======== DATA FOR ANALYSIS

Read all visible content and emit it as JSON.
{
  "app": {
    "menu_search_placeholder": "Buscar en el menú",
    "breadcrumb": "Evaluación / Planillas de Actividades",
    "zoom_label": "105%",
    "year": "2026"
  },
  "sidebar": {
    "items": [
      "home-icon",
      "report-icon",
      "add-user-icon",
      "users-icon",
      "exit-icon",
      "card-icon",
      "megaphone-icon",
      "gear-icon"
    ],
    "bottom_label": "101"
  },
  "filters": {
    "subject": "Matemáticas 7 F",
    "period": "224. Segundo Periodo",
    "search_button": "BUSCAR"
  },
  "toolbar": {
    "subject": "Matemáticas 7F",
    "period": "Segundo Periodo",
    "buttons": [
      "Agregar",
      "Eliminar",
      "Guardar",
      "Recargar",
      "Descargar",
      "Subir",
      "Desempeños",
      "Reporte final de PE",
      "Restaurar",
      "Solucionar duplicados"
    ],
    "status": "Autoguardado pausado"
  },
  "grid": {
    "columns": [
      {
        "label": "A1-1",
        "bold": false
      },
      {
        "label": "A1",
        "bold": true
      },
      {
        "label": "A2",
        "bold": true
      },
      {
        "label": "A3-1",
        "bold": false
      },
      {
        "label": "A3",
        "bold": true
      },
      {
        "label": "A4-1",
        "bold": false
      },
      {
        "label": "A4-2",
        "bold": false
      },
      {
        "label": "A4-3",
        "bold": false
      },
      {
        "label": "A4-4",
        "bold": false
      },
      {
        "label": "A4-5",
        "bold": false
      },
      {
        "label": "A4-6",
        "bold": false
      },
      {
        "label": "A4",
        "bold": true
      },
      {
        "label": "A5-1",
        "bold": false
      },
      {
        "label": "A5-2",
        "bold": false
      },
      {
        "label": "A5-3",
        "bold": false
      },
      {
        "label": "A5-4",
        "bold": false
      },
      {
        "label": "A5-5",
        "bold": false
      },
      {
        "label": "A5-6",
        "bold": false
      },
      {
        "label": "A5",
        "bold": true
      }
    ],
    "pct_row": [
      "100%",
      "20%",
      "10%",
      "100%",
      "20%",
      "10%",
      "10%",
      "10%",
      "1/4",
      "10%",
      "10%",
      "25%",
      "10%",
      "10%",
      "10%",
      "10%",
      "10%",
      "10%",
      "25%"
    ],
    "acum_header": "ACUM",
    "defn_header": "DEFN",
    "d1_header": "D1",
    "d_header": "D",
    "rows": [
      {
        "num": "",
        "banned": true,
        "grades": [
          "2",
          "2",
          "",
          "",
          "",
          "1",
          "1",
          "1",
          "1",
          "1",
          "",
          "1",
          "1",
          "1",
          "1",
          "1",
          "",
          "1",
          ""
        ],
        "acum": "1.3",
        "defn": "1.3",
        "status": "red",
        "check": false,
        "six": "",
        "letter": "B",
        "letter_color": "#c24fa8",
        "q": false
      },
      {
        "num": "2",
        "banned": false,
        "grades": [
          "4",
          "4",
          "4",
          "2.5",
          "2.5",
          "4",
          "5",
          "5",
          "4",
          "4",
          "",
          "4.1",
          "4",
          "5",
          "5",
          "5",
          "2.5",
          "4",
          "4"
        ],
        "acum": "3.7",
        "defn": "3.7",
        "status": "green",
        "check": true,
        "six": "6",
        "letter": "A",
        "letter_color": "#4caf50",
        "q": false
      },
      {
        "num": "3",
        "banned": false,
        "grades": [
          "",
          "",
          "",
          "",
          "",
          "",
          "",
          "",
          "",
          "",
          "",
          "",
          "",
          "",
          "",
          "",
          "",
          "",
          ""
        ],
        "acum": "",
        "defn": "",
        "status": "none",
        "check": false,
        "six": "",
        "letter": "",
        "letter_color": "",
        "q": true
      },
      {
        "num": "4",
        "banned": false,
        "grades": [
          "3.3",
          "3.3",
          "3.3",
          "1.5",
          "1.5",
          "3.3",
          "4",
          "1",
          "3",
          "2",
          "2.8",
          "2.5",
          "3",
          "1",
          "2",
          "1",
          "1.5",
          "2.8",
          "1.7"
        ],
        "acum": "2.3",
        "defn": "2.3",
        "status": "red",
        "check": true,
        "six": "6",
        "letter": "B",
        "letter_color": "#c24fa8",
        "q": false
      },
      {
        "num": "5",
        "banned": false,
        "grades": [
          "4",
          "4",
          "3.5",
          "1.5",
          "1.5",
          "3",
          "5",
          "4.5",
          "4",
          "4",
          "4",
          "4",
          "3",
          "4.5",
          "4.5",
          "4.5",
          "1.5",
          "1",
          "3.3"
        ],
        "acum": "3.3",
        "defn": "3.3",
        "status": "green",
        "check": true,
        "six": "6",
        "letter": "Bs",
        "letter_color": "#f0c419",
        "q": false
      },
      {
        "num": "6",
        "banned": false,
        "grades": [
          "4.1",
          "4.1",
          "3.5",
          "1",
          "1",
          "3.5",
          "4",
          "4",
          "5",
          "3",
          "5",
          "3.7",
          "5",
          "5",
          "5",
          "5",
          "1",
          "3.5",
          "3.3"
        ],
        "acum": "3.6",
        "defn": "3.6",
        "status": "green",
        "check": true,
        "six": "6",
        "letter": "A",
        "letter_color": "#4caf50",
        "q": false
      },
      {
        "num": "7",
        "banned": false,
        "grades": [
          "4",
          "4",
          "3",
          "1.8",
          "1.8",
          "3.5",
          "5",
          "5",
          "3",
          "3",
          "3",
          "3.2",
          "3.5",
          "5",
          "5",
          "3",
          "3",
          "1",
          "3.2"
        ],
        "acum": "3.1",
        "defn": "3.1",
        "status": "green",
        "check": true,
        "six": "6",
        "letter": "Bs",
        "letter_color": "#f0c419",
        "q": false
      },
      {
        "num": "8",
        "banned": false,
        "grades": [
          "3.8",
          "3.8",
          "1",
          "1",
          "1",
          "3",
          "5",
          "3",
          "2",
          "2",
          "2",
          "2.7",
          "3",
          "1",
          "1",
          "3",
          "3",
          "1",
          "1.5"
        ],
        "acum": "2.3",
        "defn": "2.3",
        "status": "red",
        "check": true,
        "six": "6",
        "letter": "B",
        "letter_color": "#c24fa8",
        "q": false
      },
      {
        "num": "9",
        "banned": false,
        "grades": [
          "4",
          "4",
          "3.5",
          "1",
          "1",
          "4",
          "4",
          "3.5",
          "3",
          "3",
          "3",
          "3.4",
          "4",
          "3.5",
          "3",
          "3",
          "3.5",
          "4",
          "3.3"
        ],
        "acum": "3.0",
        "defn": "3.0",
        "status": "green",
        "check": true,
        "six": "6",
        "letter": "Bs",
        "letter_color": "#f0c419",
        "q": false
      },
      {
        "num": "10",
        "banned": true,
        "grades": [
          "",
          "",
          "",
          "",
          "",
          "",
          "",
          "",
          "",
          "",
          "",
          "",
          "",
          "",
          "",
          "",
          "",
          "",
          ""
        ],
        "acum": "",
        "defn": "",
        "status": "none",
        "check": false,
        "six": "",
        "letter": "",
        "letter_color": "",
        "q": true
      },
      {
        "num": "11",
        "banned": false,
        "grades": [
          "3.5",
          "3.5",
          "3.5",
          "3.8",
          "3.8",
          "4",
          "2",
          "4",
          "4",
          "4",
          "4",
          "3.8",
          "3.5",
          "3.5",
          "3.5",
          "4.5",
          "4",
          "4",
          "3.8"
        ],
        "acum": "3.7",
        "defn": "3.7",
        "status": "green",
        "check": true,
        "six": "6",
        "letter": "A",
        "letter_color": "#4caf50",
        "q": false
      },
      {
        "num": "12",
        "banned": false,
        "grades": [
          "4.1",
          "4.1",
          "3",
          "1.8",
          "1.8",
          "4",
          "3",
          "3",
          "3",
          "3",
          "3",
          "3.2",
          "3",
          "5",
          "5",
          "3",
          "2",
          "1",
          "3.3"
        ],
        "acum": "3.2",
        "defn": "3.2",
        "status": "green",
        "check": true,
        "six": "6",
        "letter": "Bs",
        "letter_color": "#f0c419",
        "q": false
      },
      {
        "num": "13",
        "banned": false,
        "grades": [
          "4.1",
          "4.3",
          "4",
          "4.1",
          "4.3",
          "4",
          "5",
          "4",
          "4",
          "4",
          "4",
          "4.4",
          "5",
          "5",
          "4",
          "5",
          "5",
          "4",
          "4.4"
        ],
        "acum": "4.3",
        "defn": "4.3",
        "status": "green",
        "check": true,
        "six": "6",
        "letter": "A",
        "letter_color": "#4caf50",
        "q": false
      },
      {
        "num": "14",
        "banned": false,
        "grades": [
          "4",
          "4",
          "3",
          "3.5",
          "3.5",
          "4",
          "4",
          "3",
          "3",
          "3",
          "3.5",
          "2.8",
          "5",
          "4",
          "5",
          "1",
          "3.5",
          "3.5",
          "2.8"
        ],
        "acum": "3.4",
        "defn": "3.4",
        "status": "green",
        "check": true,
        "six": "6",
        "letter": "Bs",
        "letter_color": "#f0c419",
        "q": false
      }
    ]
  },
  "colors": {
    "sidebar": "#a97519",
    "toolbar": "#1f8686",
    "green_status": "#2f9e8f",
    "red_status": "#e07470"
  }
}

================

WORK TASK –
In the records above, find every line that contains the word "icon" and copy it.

SOLUTION FOR THIS PROBLEM –
      "home-icon",
      "report-icon",
      "add-user-icon",
      "users-icon",
      "exit-icon",
      "card-icon",
      "megaphone-icon",
      "gear-icon"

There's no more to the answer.